Springdale Police pick wrecker service
SPRINGDALE — The Police Department has selected a wrecker service to exclusively contract with.
The City Council Committee recommended Monday the council approve next week a resolution that will enable the Springdale Police Department to enter into a contract with NWA Towing.
The Police Department had formed a committee to research contracting with a single wrecker company to handle all non-consent vehicle tows for the Police Department.
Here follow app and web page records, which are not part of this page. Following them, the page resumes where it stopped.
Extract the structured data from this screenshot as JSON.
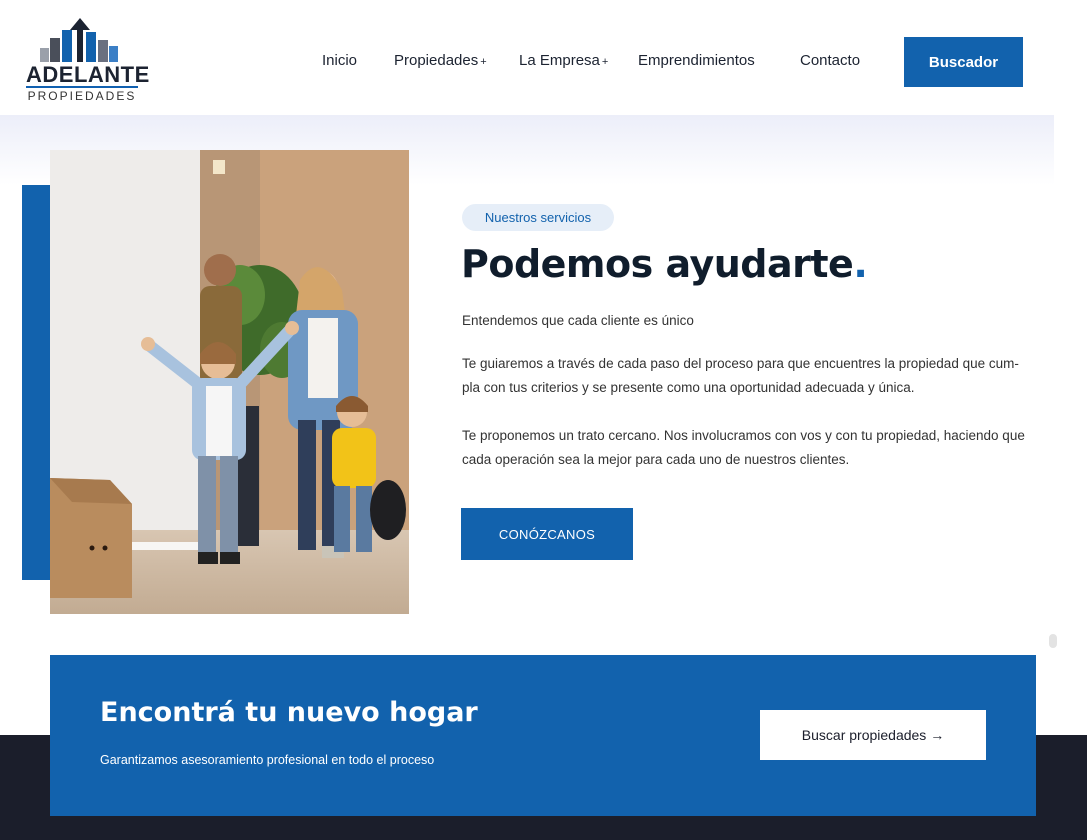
{
  "header": {
    "logo": {
      "word": "ADELANTE",
      "sub": "PROPIEDADES"
    },
    "nav": [
      {
        "label": "Inicio",
        "has_plus": false
      },
      {
        "label": "Propiedades",
        "has_plus": true
      },
      {
        "label": "La Empresa",
        "has_plus": true
      },
      {
        "label": "Emprendimientos",
        "has_plus": false
      },
      {
        "label": "Contacto",
        "has_plus": false
      }
    ],
    "plus_symbol": "+",
    "cta_label": "Buscador"
  },
  "hero": {
    "badge": "Nuestros servicios",
    "title": "Podemos ayudarte",
    "title_dot": ".",
    "intro": "Entendemos que cada cliente es único",
    "paragraph_1_line_1": "Te guiaremos a través de cada paso del proceso para que encuentres la propiedad que cum-",
    "paragraph_1_line_2": "pla con tus criterios y se presente como una oportunidad adecuada y única.",
    "paragraph_2_line_1": "Te proponemos un trato cercano. Nos involucramos con vos y con tu propiedad, haciendo que",
    "paragraph_2_line_2": "cada operación sea la mejor para cada uno de nuestros clientes.",
    "button": "CONÓZCANOS"
  },
  "cta_banner": {
    "title": "Encontrá tu nuevo hogar",
    "subtitle": "Garantizamos asesoramiento profesional en todo el proceso",
    "button": "Buscar propiedades →"
  },
  "colors": {
    "brand_blue": "#1262ad",
    "dark": "#1b1e2b",
    "heading": "#101d2c"
  }
}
The department received proposals from 14 local wrecker companies. The committee chose four to do an in-person presentation. The four contenders were further narrowed down to two finalists, and the state’s towing board conducted onsite inspections of the two companies. The committee selected NWA Towing and Recovery of Fayetteville with a 3-1 vote, Police Chief Mike Peters said in a letter to Mayor Doug Sprouse.
Alderman Jim Reed asked Peters why a Springdale company wasn’t chosen. Peters said NWA Towing and Recovery will be opening a location in Springdale.
Alderman Mike Overton, who was on the wrecker committee, said he was the dissenting vote against NWA Towing. He said one of the reasons he voted against NWA Towing is because that company also has the city contract with Fayetteville and he doesn’t think they should have a monopoly on city contracts.
Capt. Derek Hudson, who spoke to the council committee alongside Peters, said NWA Towing has been on the wrecking service rotation his department has been using.
“NWA Towing is one of the larger companies in the area. They have the ability and capital to expand that business in what I feel is a reasonable manner,” Hudson said.
Hudson said he wants to give NWA Towing a reasonable amount of time, preferably within six months, to open a Springdale location.
Hudson said the contract is for five years, but it allows for the Police Department to re-evaluate and renegotiate every year.
“Either party can terminate the contract at any point if they so choose with a 60day notice,” Hudson said.
The department held a public hearing on the issue in April. Many wrecking service owners criticized the single wrecker contract idea, saying it will hurt their business. However, Peters said his department needed a system that would be more manageable as well as cost-effective for residents.
The Police Department has been rotating 19 wrecker companies for non-consent towing, including accidents, stalled vehicles and vehicle seizures.
“The 19 services all have their own fees, different charges, so if you have a two-vehicle accident and we have two wrecker companies come, then charges can be quite different, one can be a lot higher than the other,” Peters said in April. “So that’s not really fair to the public to have that discrepancy in cost.”
The committee also recommended a Federal Aviation Administration grant be approved. The grant will provide $207,450 to the Springdale Municipal Airport, according to the grant resolution inside the committee’s agenda packet.
The money will be used for airport runway rejuvenation design work, not construction.
“The Springdale Municipal Airport Commission has determined there is a need to rehabilitate the runway and reconstruct the runway lighting,” the resolution states.
The current runway lighting works fine, but will be replaced with LED lights, which last longer and are less expensive to operate, said Neil Johnson, commission chairman.
The grant will pay for 90 percent of the design project. The commission plans to apply for a grant from the State of Arkansas Department of Aeronautics to pay for the remaining 10 percent, the resolution states.